“Her circumstances had not changed, but she had changed. Her mind, her heart had been transformed.”
And then are the cameos which made my bookish heart giddy: Beatrix Potter and C.S. Lewis. I know this is weird, but maybe fellow bookworms will understand when I say that ‘meeting’ them on the pages of Until We Find Home made me a little misty-eyed. They feel like such dear friends, don’t they? And encountering dear friends on the pages of fiction is like a big hug. Combined with the other beloved children’s stories (The Secret Garden, Alice in Wonderland, Peter Pan, to name a few) that Gohlke weaves into the novel’s framework, Potter’s and Lewis’ cameos are the stamp on this tender love letter to enduring literature.
Bottom Line: Until We Find Home by Cathy Gohlke is, at its heart, a gorgeously-penned story about the power of love to triumph in the midst of hate. It’s a blending of characters from different socioeconomic, religious and cultural backgrounds who find a place to call home – and family – despite their differences and the tragedies each character has had to overcome to get there. It’s a peek into a tumultuous time on the world stage – and the courage and sacrifices given even from the least of these. It’s a reminder to be kind to everyone and not to judge others, because we are all in the middle of our own stories and someone’s ‘once upon a time’ could be your ‘happily ever after’. It’s a celebration of God’s constant pursuit of His children and a tender reflection of the abundant life He offers. You cannot read this book and remain unaffected, and I guarantee you’ll be thinking about it long after you’ve turned the last page.
(I voluntarily reviewed a complimentary copy of this book which I received from the publisher.
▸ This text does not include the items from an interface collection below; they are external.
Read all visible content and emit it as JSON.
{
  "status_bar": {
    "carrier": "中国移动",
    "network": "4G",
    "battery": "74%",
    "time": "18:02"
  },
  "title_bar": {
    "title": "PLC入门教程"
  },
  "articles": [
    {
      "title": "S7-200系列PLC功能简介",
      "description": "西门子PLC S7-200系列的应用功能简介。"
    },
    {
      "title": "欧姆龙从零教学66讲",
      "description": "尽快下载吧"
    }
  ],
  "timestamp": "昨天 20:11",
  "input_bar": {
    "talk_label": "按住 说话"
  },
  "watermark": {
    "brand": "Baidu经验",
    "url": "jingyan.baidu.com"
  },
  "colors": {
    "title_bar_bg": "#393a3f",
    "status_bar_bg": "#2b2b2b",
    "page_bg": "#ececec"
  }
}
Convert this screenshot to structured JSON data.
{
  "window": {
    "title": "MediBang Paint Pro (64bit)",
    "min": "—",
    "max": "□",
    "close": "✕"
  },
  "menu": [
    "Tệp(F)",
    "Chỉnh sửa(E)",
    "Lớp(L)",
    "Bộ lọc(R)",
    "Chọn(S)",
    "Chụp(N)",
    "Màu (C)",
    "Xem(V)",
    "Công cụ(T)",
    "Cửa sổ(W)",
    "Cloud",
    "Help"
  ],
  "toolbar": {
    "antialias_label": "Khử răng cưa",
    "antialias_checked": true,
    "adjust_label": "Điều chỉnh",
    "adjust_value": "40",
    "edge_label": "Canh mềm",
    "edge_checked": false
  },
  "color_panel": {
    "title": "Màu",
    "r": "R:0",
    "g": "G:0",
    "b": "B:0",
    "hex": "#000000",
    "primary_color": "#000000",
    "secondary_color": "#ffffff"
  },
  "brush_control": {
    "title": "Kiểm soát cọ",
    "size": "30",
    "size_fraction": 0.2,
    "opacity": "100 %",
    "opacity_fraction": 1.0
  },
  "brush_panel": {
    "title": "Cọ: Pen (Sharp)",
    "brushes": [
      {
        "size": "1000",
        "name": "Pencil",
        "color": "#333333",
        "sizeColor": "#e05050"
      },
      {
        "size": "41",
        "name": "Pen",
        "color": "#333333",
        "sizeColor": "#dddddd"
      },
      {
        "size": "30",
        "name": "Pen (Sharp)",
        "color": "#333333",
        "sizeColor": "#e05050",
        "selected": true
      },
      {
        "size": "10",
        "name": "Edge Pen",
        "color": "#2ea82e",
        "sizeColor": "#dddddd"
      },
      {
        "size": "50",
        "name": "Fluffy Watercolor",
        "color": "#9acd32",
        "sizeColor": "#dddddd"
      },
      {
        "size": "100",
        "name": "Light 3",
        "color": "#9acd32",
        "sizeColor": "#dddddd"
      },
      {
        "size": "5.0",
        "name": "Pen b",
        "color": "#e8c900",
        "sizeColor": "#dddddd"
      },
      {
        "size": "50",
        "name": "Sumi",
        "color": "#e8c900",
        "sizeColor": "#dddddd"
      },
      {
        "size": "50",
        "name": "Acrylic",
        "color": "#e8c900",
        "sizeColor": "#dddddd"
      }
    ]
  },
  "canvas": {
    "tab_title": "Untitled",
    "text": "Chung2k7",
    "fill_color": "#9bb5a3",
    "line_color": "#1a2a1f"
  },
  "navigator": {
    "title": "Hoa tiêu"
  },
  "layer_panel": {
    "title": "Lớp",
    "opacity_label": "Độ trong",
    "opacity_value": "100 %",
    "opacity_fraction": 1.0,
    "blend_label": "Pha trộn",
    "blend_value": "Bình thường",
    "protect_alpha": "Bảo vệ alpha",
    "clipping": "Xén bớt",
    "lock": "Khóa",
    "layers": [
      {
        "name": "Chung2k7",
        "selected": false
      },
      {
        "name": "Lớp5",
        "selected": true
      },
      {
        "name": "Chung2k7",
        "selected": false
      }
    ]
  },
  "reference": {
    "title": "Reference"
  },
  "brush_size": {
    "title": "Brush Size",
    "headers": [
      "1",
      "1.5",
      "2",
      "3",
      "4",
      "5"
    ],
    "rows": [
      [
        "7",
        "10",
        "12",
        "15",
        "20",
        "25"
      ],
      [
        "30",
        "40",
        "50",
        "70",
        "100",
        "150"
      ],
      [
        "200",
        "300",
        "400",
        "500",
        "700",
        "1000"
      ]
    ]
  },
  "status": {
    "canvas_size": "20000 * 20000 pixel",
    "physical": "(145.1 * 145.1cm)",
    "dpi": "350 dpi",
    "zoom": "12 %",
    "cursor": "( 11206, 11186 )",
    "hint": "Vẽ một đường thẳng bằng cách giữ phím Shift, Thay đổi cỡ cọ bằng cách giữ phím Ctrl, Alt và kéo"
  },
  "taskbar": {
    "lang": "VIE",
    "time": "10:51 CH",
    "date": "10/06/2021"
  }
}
All views expressed are only my honest opinion.)
My Rating: 4.5 stars / Fantastic!
KissingBook Level: 3 / May forget to breathe on occasion
Three-time Christy and two-time Carol and INSPY Award–winning author Cathy Gohlke writes novels steeped with inspirational lessons from history. Her stories reveal how people break the chains that bind them and triumph over adversity through faith. When not traveling to historic sites for research, she, her husband, and their dog, Reilly, divide their time between northern Virginia and the Jersey Shore, enjoying time with their grown children and grandchildren.
Other Books by Cathy Gohlke
What about you? If you could visit with a beloved author from childhood, who would it be?